> _TASK TO CARRY OUT_
Search the records for the string "icon", then copy each line where it appears.

•••••

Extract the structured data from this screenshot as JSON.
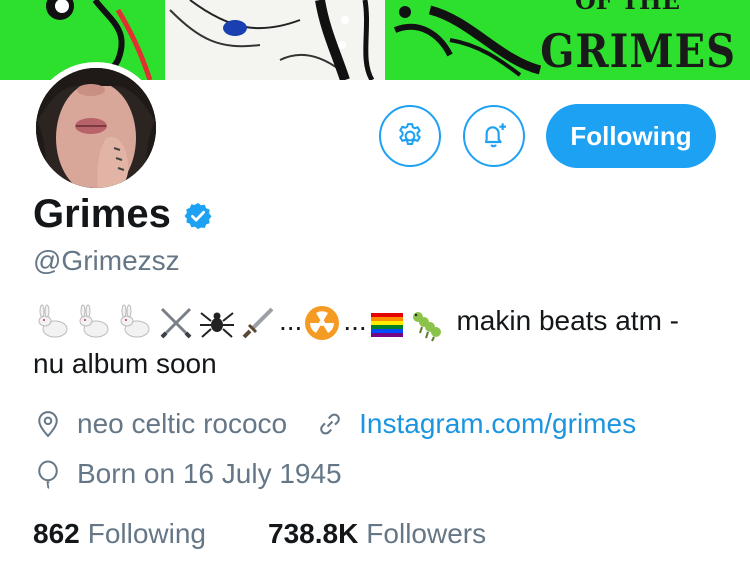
{
  "banner": {
    "text": "GRIMES",
    "text_top": "OF THE"
  },
  "profile": {
    "name": "Grimes",
    "handle": "@Grimezsz",
    "verified": true,
    "bio_text_1": "makin beats atm -",
    "bio_text_2": "nu album soon",
    "bio_emojis": [
      "rabbit",
      "rabbit",
      "rabbit",
      "crossed-swords",
      "spider",
      "dagger",
      "radioactive",
      "rainbow-flag",
      "bug"
    ],
    "bio_ellipsis": "...",
    "location": "neo celtic rococo",
    "website": "Instagram.com/grimes",
    "birthday": "Born on 16 July 1945"
  },
  "actions": {
    "follow_label": "Following"
  },
  "stats": {
    "following_count": "862",
    "following_label": "Following",
    "followers_count": "738.8K",
    "followers_label": "Followers"
  },
  "colors": {
    "accent": "#1da1f2",
    "link": "#1b95e0",
    "banner_green": "#2ee02e",
    "secondary_text": "#657786"
  }
}
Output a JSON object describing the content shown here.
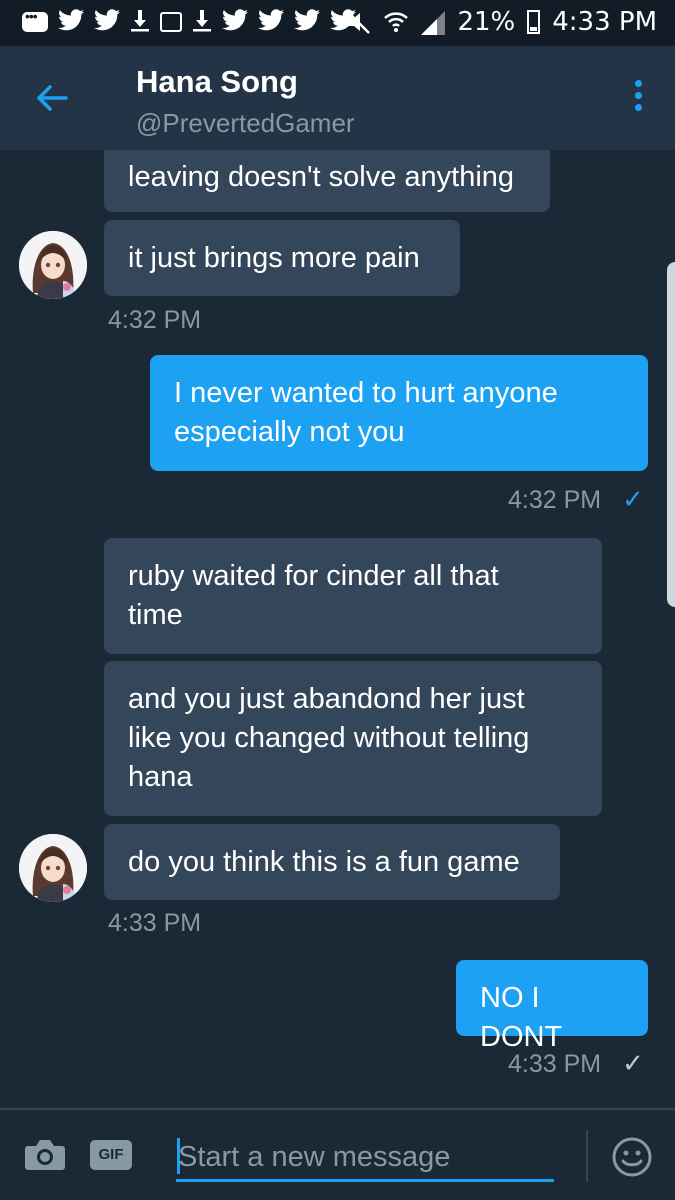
{
  "status_bar": {
    "battery_percent": "21%",
    "time": "4:33 PM"
  },
  "header": {
    "title": "Hana Song",
    "handle": "@PrevertedGamer",
    "back_icon": "arrow-left-icon",
    "menu_icon": "more-vertical-icon"
  },
  "messages": [
    {
      "side": "received",
      "text": "leaving doesn't solve anything"
    },
    {
      "side": "received",
      "text": "it just brings more pain"
    },
    {
      "side": "received",
      "time": "4:32 PM"
    },
    {
      "side": "sent",
      "line1": "I never wanted to hurt anyone",
      "line2": "especially not you"
    },
    {
      "side": "sent",
      "time": "4:32 PM",
      "status": "✓"
    },
    {
      "side": "received",
      "line1": "ruby waited for cinder all that",
      "line2": "time"
    },
    {
      "side": "received",
      "line1": "and you just abandond her just",
      "line2": "like you changed without telling",
      "line3": "hana"
    },
    {
      "side": "received",
      "text": "do you think this is a fun game"
    },
    {
      "side": "received",
      "time": "4:33 PM"
    },
    {
      "side": "sent",
      "text": "NO I DONT"
    },
    {
      "side": "sent",
      "time": "4:33 PM",
      "status": "✓"
    }
  ],
  "composer": {
    "placeholder": "Start a new message",
    "gif_label": "GIF",
    "camera_icon": "camera-icon",
    "emoji_icon": "emoji-icon"
  },
  "colors": {
    "background": "#1b2836",
    "header": "#243447",
    "received_bubble": "#34465a",
    "sent_bubble": "#1da1f2",
    "accent": "#1da1f2",
    "muted_text": "#8899a6"
  }
}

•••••

> _FINISHED TASK_
    "back_icon": "arrow-left-icon",
    "menu_icon": "more-vertical-icon"
    "camera_icon": "camera-icon",
    "emoji_icon": "emoji-icon"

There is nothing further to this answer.